House Bill 390 was backed by GOP lawmakers on the panel, while Democrats were united in opposing it.
About 60 members of the public braved cold weather to attend today’s hearing, and testimony for and against the proposal was limited to roughly 30 minutes per side.
Alan Firestone, a retired Bernalillo physician, said the decision to have a late-term abortion should be up to doctors and their patients, saying, “I think physicians are already regulated enough with respect to these (procedures).”
But Allen Sanchez, the executive director of the New Mexico Conference of Catholic Bishops, said the bill would be a step toward outlawing abortion — a position the Catholic Church supports.
“I think you’re actually called to vote for this,” Sanchez told lawmakers.

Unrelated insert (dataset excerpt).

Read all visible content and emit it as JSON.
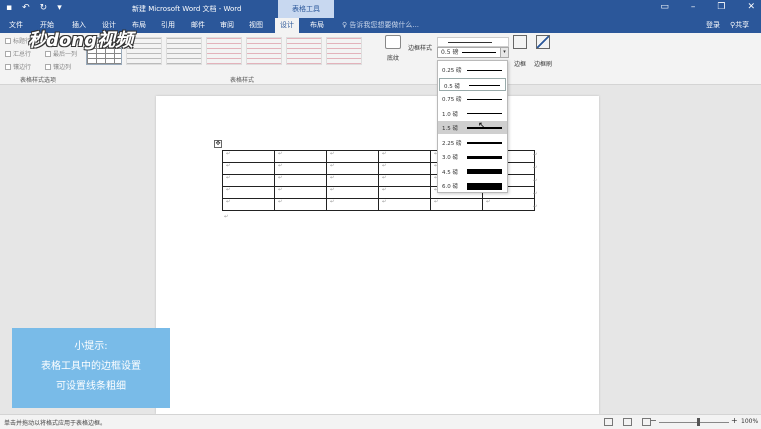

The measure is one of two abortion-related bills being pushed by House Republicans, who have a majority this year for the first time in 60 years.
The bill approved today would allow exceptions if the procedure were necessary to preserve the life or health of the woman — although doctors also would be required to take “all reasonable steps” to preserve the life and health of the fetus — or if the pregnancy resulted from sexual abuse, rape or incest.

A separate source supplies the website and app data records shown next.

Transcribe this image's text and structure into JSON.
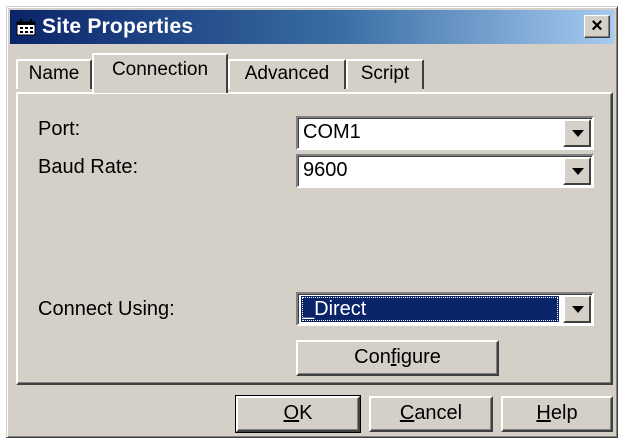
{
  "window": {
    "title": "Site Properties",
    "close_glyph": "×"
  },
  "tabs": [
    {
      "label": "Name",
      "active": false
    },
    {
      "label": "Connection",
      "active": true
    },
    {
      "label": "Advanced",
      "active": false
    },
    {
      "label": "Script",
      "active": false
    }
  ],
  "connection": {
    "port": {
      "label": "Port:",
      "value": "COM1"
    },
    "baud_rate": {
      "label": "Baud Rate:",
      "value": "9600"
    },
    "connect_using": {
      "label": "Connect Using:",
      "value": "_Direct"
    },
    "configure_button": {
      "pre": "Con",
      "accel": "f",
      "post": "igure"
    }
  },
  "buttons": {
    "ok": {
      "accel": "O",
      "rest": "K"
    },
    "cancel": {
      "accel": "C",
      "rest": "ancel"
    },
    "help": {
      "accel": "H",
      "rest": "elp"
    }
  },
  "icons": {
    "app": "site-properties-icon",
    "close": "close-icon",
    "dropdown": "chevron-down-icon"
  },
  "colors": {
    "titlebar_start": "#0a246a",
    "titlebar_end": "#a6caf0",
    "face": "#d4d0c8",
    "selection": "#0a246a"
  }
}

The House Judiciary Committee is now taking up the other abortion-related measure, an attempt to enact a law that would require minors seeking an abortion to notify a parent or guardian before undergoing the procedure.